“What pay-offs?” You ask. Here’s a list:

  • We get to be right: We love to be right and we’ll do lots of things to see ourselves as right. We can go and find 50 people to agree with us and convince ourselves that we are right, and we’ll make being right more important than anything – more important than our relationships. If being right undermines our relationships, or our life itself, that’s a cost we’ll pay. Being Right is an addiction.
  • We get to make the other person(s) wrong: This goes hand-in-hand with our need to be right. Therefore we get to prove that you – the other – is wrong. We’ll fortify antagonistic and unhealthy relationships and we’ll fight to the bitter end.
  • We get to justify our behaviors: If I am right I can justify and explain why I wasn’t kind or generous or civil. It’s because of whatever is coming at me from you and from our antagonistic relationship. I am justified in doing or not doing whatever based upon what you are now doing/not doing.
  • We get to validate ourselves and invalidate the other(s): My actions are valid, where as yours are not. You’re actions are invalid. I am able to build myself up a few notches as I take you down a few. In doing so I make myself superior to you, while making you inferior.
  • We get to play it safe: I don’t have to take any risks by reaching out to you or by amending whatever the present difficulty you and I are facing. I can simply remain safely over in my world of rightness without any need to initiate coming together or attempting to repair or, much less, own any part of our relationship problem(s).
  • We get to be irresponsible: I can stay like a child. I can do immature and irresponsible things. I can shut down, or cry, or pout, or stay passive, or not do any things adults would do. I can avoid growing up and learning to become a more capable and effectively loving person.

That’s a lot of pay-offs! So what if the costs seem high? It will always be the payoffs that keep any persistent problem we may have in existence.  

So, here’s a thought: What if we took on that the game we are all called to play in our life is to love God and neighbor? If I take on this idea, that I am here for love – to grow into an effective and powerful lover – I’d start to notice that when I love someone I simply forget about myself and I think about this other person. I become less concerned with myself. And if I love this other person and know that it is mutual then I know the other person is thinking of me. So what happens in love is that each person forgets him/herself in order to put the other one first.

This is what God asks, that we live in such a way that we don’t have to be concerned about ourselves. God will think about us. We are able to live without worry or concern because we know we are in God’s hands.

We also begin to see God shining through all people and all creation. This is not some nice story. It is true. When we abandon ourselves to God we see more readily that God manifests everywhere, in everything – in people and things and in nature and in events and so forth.

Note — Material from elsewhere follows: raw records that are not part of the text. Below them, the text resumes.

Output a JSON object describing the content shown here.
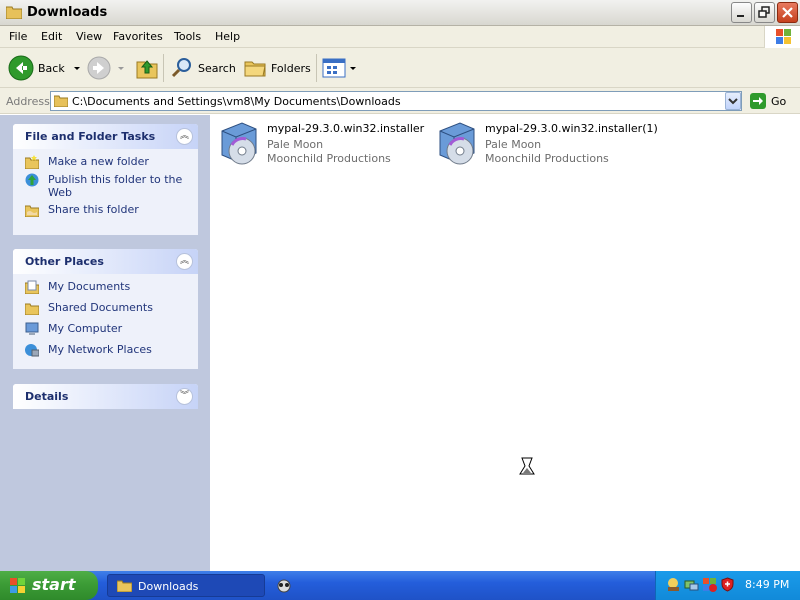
{
  "window": {
    "title": "Downloads"
  },
  "menu": {
    "items": [
      "File",
      "Edit",
      "View",
      "Favorites",
      "Tools",
      "Help"
    ]
  },
  "toolbar": {
    "back_label": "Back",
    "search_label": "Search",
    "folders_label": "Folders"
  },
  "address": {
    "label": "Address",
    "path": "C:\\Documents and Settings\\vm8\\My Documents\\Downloads",
    "go_label": "Go"
  },
  "sidebar": {
    "file_tasks": {
      "title": "File and Folder Tasks",
      "items": [
        {
          "label": "Make a new folder",
          "icon": "new-folder-icon"
        },
        {
          "label": "Publish this folder to the Web",
          "icon": "publish-web-icon"
        },
        {
          "label": "Share this folder",
          "icon": "share-folder-icon"
        }
      ]
    },
    "other_places": {
      "title": "Other Places",
      "items": [
        {
          "label": "My Documents",
          "icon": "my-documents-icon"
        },
        {
          "label": "Shared Documents",
          "icon": "shared-documents-icon"
        },
        {
          "label": "My Computer",
          "icon": "my-computer-icon"
        },
        {
          "label": "My Network Places",
          "icon": "network-places-icon"
        }
      ]
    },
    "details": {
      "title": "Details"
    }
  },
  "files": [
    {
      "name": "mypal-29.3.0.win32.installer",
      "line2": "Pale Moon",
      "line3": "Moonchild Productions",
      "icon": "installer-icon"
    },
    {
      "name": "mypal-29.3.0.win32.installer(1)",
      "line2": "Pale Moon",
      "line3": "Moonchild Productions",
      "icon": "installer-icon"
    }
  ],
  "taskbar": {
    "start_label": "start",
    "task_label": "Downloads",
    "clock": "8:49 PM"
  },
  "colors": {
    "taskbar_blue": "#245edb",
    "start_green": "#3c9c36",
    "sidebar_bg": "#bfc8de",
    "task_link": "#21357a"
  }
}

We cannot be without God. It’s impossible. When we are concerned about ourselves we don’t see it; but God is unrelenting. Spiritual progress is not some test at the end of our lives. It is simply a question of how well have we lived? How well did we love? This love has to be an unselfish love based upon respect, service, and a disinterested affection that doesn’t ask to be paid in return. 

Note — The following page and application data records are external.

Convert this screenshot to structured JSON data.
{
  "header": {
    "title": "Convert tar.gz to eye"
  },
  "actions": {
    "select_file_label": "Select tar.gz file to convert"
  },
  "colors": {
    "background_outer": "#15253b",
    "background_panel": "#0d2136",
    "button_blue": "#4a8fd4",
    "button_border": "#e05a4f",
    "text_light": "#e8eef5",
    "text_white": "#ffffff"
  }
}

What I am really saying is that every living thing reveals an aspect of God. This is true in a tree, a mountain, a bird. It is certain also true in every human being. God is greater than the whole of our universe, and this Creator penetrates us all. When we recognize God in one another we can enjoy all things as sacred and holy. We can do so because we are coming from love.

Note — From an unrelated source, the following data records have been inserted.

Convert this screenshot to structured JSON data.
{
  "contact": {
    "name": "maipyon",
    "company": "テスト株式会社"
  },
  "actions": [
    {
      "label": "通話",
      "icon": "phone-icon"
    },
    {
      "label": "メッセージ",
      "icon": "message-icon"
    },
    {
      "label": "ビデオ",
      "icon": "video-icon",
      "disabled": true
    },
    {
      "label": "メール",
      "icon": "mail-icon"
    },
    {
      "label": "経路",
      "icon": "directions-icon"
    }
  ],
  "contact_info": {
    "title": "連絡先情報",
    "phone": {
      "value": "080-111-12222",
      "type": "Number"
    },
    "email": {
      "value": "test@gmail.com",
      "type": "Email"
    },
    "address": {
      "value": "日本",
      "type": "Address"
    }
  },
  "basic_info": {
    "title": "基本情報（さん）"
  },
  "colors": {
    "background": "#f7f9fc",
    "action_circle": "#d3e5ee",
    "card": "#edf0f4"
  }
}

Such love often takes a lifetime of practice. It’s part of becoming great at the Game of Life. In doing so we come to discover in the other person an inward nature every bit as mysterious and deep as our own, but uniquely different and willed to be so by God. This is a game worth playing; One where everyone wins. Playing are a powerful and capable love makes it all worthwhile.